:: Work required ::
Every line containing the string "SANDEEP" is to be copied from the records.

[Interface dataset entries]
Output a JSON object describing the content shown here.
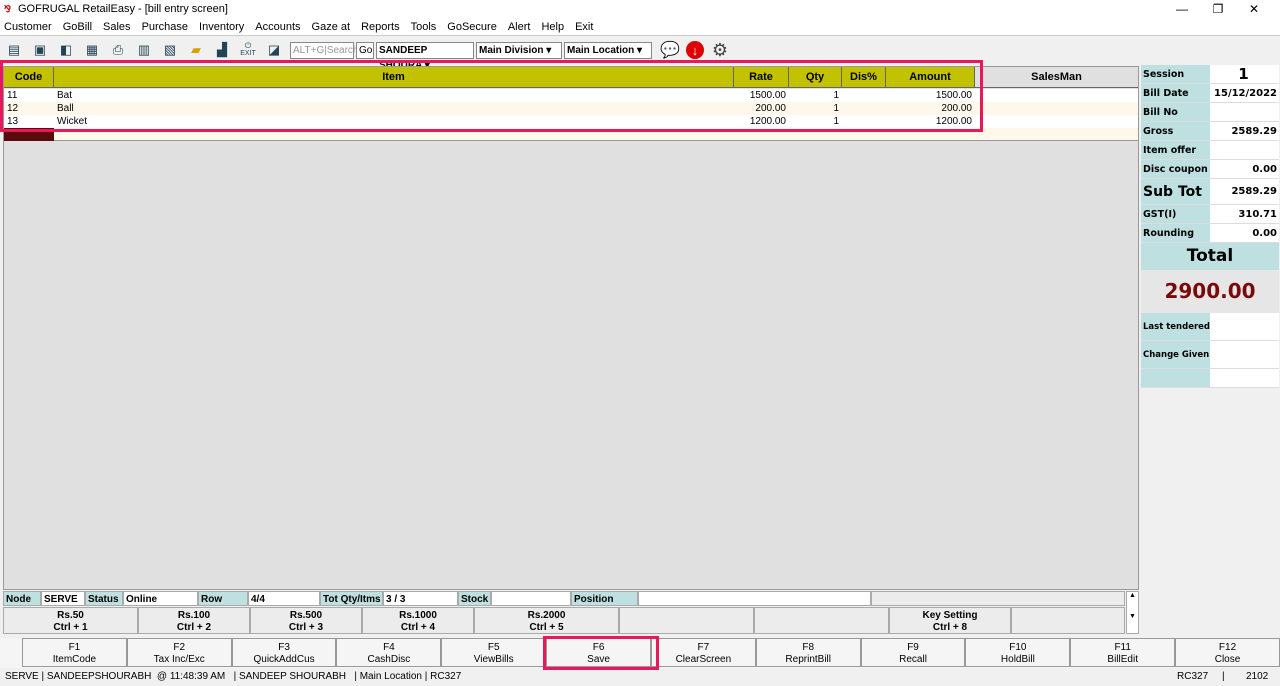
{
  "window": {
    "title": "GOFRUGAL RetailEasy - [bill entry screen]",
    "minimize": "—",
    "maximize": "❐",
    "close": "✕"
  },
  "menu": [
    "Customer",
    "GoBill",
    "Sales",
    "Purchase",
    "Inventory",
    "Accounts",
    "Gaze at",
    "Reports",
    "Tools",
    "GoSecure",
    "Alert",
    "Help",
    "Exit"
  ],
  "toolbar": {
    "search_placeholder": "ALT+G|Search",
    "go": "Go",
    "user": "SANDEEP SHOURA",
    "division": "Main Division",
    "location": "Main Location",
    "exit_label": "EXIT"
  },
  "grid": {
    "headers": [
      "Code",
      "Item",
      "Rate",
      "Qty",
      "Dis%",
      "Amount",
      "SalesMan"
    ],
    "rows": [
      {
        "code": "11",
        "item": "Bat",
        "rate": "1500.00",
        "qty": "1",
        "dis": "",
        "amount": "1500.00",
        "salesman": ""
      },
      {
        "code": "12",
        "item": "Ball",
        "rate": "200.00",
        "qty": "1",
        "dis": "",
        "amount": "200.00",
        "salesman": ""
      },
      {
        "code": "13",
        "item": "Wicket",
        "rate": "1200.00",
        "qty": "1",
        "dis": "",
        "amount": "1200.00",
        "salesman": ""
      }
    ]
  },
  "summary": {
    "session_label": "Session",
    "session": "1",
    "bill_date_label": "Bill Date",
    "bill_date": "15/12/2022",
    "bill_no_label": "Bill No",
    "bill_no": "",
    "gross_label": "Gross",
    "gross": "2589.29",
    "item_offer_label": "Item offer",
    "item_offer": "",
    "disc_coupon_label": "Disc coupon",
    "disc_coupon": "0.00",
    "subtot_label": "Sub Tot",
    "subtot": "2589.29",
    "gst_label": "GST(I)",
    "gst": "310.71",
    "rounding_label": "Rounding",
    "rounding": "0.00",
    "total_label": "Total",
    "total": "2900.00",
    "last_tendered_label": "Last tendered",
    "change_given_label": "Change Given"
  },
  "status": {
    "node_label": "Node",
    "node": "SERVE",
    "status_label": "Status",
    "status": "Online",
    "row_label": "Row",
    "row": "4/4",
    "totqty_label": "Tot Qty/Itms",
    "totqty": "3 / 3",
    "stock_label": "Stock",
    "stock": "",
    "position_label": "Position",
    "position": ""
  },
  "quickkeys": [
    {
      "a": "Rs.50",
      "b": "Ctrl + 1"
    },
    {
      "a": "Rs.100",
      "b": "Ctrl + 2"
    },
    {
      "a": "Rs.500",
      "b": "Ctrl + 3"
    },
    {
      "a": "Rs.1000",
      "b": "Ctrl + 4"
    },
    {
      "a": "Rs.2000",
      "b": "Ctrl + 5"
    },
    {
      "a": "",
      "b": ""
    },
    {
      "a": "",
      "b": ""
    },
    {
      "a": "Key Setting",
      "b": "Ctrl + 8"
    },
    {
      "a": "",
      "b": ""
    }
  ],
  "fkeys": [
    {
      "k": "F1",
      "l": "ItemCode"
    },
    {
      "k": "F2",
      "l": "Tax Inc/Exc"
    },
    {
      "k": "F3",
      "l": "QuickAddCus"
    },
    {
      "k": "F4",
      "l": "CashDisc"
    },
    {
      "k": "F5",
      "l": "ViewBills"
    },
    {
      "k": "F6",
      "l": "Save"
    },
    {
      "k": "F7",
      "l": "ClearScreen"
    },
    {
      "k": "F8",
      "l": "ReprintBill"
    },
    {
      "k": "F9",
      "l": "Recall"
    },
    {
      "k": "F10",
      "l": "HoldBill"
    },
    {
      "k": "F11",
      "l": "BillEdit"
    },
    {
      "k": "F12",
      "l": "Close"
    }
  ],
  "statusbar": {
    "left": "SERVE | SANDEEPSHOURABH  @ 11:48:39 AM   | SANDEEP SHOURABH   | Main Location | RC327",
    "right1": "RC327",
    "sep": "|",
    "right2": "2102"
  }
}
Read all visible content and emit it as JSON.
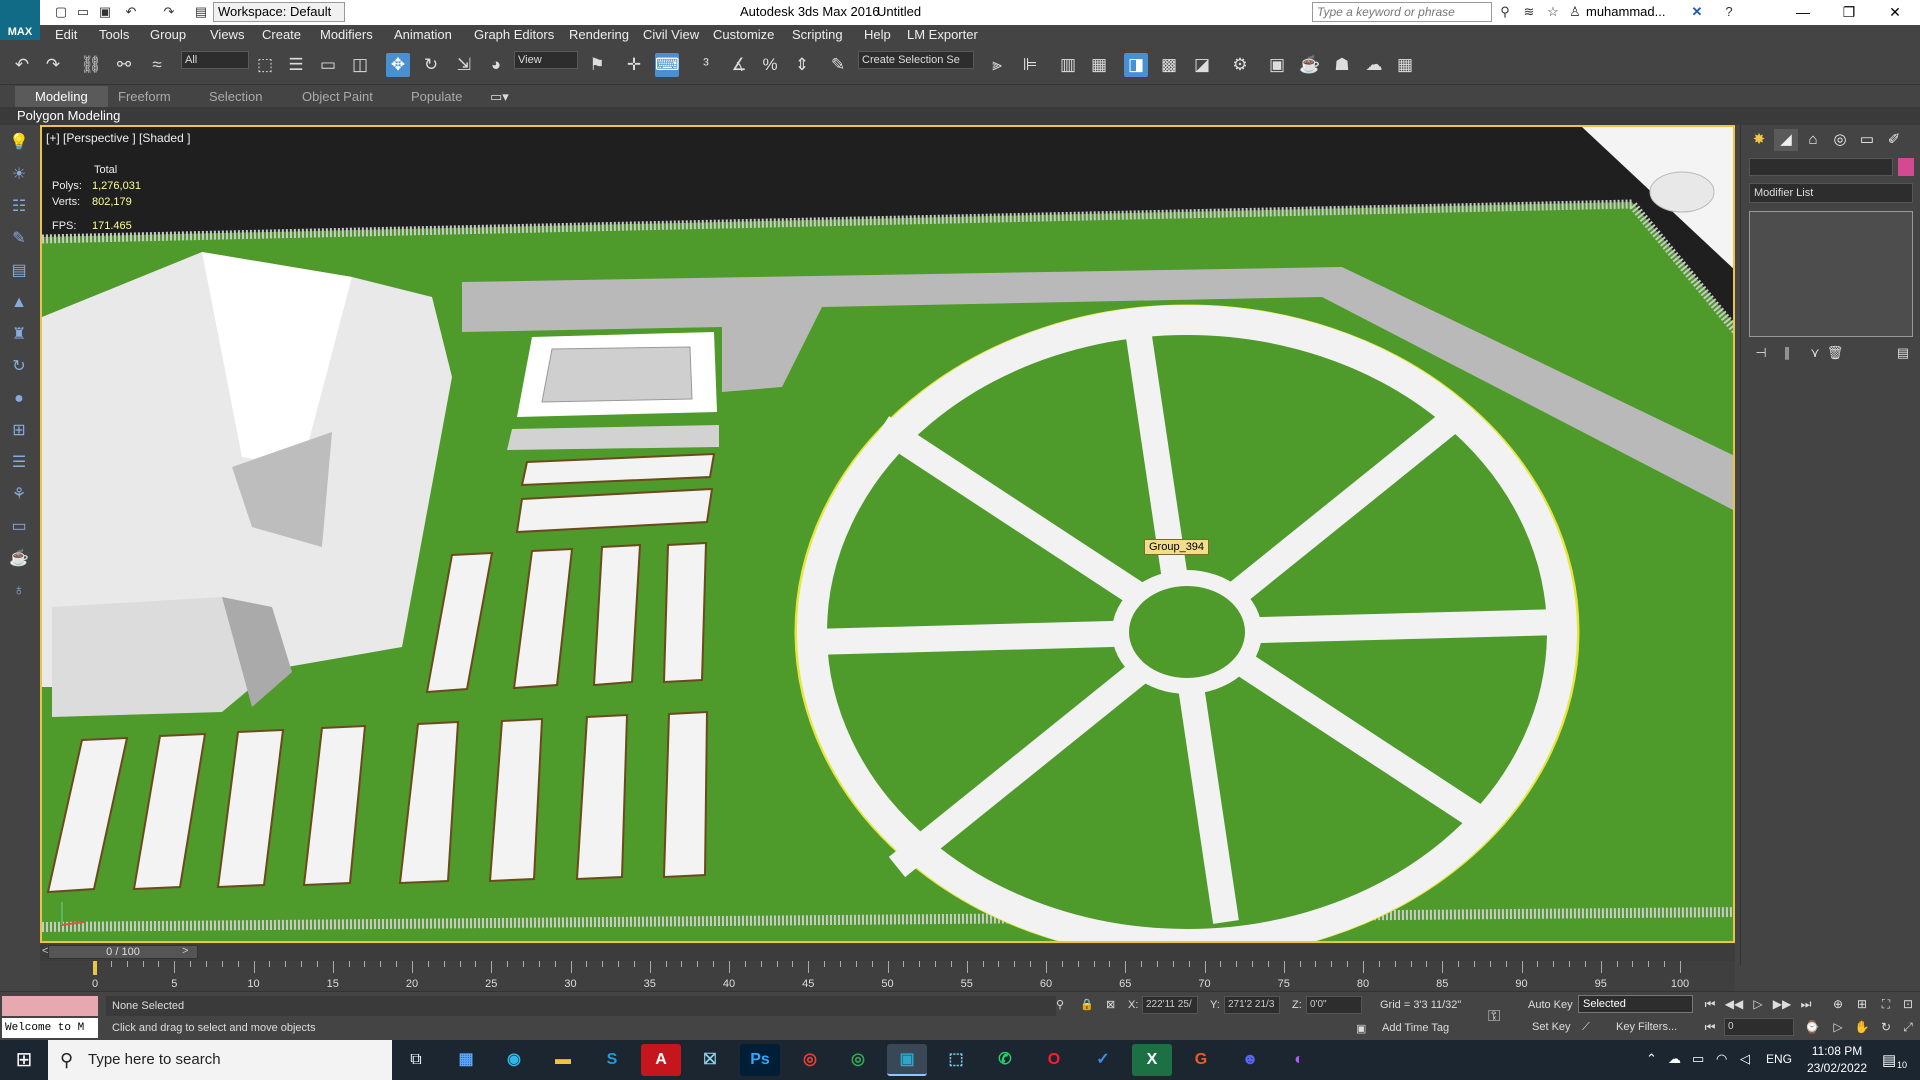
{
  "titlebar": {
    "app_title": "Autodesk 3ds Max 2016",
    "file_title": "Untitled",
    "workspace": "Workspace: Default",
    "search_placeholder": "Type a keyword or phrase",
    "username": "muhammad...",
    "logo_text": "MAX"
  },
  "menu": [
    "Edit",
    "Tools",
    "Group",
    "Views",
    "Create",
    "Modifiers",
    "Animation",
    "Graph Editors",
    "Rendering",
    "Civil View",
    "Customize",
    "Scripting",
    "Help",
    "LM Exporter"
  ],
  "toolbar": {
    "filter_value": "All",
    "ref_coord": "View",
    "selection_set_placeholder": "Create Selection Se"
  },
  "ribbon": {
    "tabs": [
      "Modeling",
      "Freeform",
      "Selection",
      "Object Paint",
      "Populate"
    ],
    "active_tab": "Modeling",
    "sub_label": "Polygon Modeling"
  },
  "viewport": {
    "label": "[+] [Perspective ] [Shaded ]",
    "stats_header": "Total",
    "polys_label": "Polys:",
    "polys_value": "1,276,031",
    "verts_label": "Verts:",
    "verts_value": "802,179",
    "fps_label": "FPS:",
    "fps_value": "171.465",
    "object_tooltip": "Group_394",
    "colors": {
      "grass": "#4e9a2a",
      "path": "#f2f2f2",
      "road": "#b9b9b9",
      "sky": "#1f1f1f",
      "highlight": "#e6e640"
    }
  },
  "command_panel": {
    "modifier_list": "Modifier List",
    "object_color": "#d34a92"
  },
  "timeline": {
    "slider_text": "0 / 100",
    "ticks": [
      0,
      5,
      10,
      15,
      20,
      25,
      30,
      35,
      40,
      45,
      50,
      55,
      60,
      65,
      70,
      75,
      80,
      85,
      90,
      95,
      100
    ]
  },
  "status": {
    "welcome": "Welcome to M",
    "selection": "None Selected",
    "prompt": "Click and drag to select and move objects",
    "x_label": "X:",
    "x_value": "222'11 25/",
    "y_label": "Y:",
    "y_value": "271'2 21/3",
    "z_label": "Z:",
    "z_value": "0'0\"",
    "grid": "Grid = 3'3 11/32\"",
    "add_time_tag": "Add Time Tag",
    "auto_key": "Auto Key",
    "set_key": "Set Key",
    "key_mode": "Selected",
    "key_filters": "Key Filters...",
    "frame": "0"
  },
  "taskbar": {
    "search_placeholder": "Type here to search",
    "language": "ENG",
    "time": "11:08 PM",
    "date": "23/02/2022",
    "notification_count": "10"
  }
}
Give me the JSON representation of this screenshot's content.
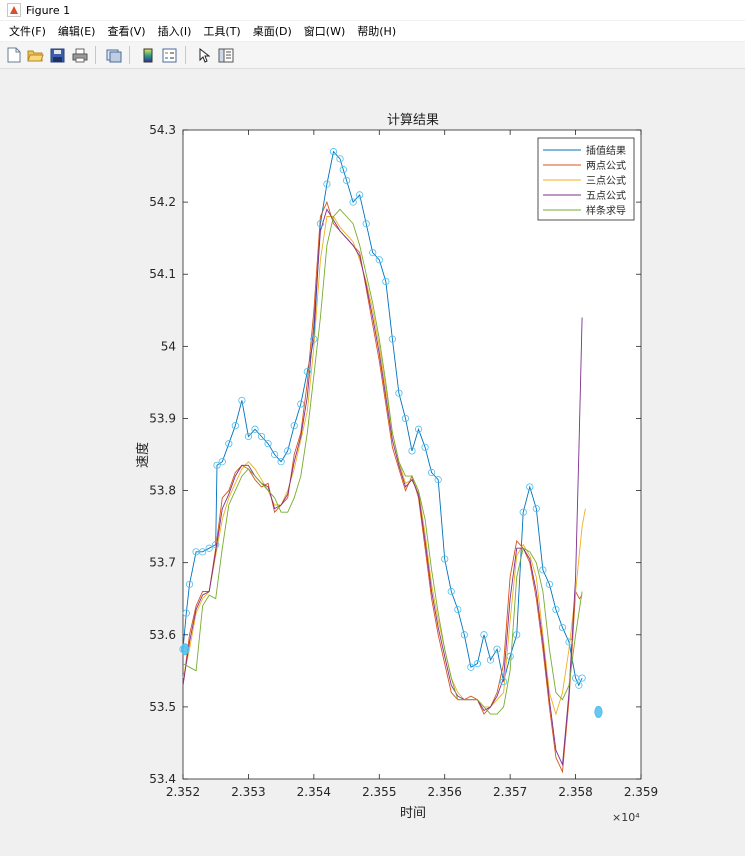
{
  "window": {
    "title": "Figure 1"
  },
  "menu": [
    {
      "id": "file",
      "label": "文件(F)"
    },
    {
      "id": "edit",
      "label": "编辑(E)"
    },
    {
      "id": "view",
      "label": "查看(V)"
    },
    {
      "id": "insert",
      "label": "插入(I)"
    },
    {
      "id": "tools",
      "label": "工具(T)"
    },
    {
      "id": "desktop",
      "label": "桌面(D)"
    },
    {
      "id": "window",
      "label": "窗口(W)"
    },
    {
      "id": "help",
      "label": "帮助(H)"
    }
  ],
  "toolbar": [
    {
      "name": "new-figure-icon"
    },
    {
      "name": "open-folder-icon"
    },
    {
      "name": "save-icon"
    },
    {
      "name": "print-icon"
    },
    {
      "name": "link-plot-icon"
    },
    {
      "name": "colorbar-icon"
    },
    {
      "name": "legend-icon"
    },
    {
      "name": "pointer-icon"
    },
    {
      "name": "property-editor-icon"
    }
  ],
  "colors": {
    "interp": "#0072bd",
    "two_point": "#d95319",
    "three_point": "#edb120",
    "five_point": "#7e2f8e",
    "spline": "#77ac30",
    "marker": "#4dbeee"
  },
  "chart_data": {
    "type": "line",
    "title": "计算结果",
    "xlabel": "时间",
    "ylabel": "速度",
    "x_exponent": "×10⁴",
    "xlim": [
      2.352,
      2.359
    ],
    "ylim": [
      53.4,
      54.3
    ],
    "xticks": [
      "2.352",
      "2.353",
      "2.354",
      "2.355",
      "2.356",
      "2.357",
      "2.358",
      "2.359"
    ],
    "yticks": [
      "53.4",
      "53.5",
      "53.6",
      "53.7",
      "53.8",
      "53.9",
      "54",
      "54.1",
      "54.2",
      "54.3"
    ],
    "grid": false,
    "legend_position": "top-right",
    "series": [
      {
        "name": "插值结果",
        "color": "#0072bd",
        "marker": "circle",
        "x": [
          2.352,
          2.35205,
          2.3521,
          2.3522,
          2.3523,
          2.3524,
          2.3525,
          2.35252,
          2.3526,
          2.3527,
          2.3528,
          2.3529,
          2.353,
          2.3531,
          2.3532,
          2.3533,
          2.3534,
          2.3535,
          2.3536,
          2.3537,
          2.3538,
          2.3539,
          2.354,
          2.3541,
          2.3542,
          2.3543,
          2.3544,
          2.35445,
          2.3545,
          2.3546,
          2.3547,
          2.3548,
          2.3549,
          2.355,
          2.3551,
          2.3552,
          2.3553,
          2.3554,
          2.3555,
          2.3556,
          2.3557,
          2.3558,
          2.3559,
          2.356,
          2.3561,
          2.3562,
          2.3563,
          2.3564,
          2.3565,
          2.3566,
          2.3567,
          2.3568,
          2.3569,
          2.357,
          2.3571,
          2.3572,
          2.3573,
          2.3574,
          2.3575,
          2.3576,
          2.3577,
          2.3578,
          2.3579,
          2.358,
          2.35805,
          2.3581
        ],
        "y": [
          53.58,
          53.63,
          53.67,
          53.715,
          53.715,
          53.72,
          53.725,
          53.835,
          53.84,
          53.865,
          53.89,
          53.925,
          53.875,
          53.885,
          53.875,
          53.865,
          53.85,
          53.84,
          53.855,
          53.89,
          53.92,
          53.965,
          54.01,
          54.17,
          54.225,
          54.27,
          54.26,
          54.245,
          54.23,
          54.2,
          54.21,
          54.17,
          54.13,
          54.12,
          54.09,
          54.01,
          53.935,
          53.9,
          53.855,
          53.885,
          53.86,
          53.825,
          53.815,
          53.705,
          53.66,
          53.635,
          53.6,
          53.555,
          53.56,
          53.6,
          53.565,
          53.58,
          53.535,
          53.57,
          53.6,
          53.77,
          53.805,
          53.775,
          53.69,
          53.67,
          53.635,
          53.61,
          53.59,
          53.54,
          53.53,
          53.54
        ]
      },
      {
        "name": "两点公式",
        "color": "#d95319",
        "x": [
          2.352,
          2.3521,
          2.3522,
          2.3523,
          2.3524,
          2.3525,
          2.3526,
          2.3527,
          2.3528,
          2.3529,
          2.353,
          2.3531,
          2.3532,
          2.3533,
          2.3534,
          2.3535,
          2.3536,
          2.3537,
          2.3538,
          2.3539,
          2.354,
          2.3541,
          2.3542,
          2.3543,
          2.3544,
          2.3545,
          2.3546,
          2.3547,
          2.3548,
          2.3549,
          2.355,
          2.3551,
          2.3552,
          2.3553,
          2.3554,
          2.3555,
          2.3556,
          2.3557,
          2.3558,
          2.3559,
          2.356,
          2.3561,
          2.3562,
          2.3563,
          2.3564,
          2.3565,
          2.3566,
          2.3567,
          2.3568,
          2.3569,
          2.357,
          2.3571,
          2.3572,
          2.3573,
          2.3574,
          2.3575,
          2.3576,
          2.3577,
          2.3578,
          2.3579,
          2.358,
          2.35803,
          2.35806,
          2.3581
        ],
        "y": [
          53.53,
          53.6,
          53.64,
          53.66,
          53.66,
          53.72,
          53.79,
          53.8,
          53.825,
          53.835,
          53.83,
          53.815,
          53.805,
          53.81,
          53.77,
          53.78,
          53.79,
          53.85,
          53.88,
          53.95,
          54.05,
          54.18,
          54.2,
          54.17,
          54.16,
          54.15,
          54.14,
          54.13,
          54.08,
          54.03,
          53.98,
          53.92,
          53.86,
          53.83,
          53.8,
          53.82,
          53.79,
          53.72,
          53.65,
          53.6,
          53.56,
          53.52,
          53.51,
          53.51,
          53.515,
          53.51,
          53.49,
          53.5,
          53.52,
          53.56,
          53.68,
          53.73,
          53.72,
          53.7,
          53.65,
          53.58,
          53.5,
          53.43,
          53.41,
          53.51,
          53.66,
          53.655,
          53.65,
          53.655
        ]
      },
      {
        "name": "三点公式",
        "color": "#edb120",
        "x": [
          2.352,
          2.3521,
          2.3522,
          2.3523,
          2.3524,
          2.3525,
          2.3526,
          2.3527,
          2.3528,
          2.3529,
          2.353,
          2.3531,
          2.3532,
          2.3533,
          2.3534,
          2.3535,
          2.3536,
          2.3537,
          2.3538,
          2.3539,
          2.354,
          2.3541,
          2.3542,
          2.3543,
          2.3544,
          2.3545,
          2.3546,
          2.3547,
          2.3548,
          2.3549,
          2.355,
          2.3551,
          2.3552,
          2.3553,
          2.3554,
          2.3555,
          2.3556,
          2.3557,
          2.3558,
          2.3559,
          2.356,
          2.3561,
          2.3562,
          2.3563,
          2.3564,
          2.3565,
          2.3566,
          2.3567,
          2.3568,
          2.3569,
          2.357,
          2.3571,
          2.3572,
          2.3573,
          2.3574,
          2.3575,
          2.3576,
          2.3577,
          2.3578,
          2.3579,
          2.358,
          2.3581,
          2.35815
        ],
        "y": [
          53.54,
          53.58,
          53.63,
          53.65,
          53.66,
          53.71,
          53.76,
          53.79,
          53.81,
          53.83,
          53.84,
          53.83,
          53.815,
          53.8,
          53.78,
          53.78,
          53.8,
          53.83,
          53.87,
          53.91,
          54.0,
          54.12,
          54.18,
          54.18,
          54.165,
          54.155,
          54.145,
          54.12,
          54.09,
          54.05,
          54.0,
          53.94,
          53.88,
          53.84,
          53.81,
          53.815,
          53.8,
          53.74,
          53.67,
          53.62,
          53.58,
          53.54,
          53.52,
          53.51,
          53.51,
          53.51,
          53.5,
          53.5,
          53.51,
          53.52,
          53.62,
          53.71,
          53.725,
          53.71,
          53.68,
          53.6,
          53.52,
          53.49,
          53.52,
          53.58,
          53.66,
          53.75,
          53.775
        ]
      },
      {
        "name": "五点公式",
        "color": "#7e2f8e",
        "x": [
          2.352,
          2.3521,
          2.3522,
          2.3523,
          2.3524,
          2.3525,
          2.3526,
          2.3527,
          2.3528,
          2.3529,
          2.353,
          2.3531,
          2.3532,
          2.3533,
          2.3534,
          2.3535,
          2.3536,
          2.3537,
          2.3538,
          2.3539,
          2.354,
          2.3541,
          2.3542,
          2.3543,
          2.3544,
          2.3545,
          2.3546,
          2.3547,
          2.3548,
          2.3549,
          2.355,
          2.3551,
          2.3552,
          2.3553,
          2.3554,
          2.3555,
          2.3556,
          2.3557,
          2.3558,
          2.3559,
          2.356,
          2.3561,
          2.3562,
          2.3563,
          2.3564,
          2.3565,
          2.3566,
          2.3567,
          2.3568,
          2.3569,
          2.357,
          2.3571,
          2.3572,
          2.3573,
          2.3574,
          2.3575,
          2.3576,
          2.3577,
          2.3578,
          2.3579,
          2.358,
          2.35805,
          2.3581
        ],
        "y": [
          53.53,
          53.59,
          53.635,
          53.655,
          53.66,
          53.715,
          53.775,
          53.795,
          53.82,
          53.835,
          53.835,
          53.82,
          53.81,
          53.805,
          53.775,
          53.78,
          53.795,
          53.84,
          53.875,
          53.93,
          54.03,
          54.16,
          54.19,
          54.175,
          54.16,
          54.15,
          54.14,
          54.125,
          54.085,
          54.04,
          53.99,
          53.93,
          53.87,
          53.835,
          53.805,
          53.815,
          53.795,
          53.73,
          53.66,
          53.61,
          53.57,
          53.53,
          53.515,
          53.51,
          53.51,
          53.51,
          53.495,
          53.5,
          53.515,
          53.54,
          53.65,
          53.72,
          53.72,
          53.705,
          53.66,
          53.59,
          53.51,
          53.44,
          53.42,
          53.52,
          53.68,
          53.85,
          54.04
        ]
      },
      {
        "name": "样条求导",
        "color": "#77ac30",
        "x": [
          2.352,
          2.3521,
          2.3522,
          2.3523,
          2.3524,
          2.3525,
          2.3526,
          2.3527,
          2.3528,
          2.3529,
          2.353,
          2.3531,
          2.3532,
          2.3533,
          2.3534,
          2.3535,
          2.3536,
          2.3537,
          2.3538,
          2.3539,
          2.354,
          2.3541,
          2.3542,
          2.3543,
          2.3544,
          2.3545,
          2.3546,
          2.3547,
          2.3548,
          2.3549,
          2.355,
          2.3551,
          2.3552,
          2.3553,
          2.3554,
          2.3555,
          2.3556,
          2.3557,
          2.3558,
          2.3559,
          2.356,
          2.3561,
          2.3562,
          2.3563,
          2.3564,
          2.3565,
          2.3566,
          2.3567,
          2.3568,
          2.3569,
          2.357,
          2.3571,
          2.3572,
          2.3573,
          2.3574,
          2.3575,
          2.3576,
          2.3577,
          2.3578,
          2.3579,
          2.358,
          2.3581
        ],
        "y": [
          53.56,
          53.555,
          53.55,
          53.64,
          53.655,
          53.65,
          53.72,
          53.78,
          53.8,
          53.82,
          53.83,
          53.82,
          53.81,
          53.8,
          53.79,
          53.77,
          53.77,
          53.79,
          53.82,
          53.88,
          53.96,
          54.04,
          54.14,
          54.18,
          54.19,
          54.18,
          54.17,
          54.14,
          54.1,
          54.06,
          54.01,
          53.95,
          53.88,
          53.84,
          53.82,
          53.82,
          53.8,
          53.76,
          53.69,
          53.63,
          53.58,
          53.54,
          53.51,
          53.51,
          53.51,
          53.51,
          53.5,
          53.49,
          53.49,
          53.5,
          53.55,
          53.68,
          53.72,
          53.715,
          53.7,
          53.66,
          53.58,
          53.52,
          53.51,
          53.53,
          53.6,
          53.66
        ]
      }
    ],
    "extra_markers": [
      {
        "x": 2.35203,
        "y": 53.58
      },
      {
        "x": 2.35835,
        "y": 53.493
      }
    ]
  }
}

:: Task result ::
    "user": "SANDEEP SHOURA",
    "left": "SERVE | SANDEEPSHOURABH  @ 11:48:39 AM   | SANDEEP SHOURABH   | Main Location | RC327",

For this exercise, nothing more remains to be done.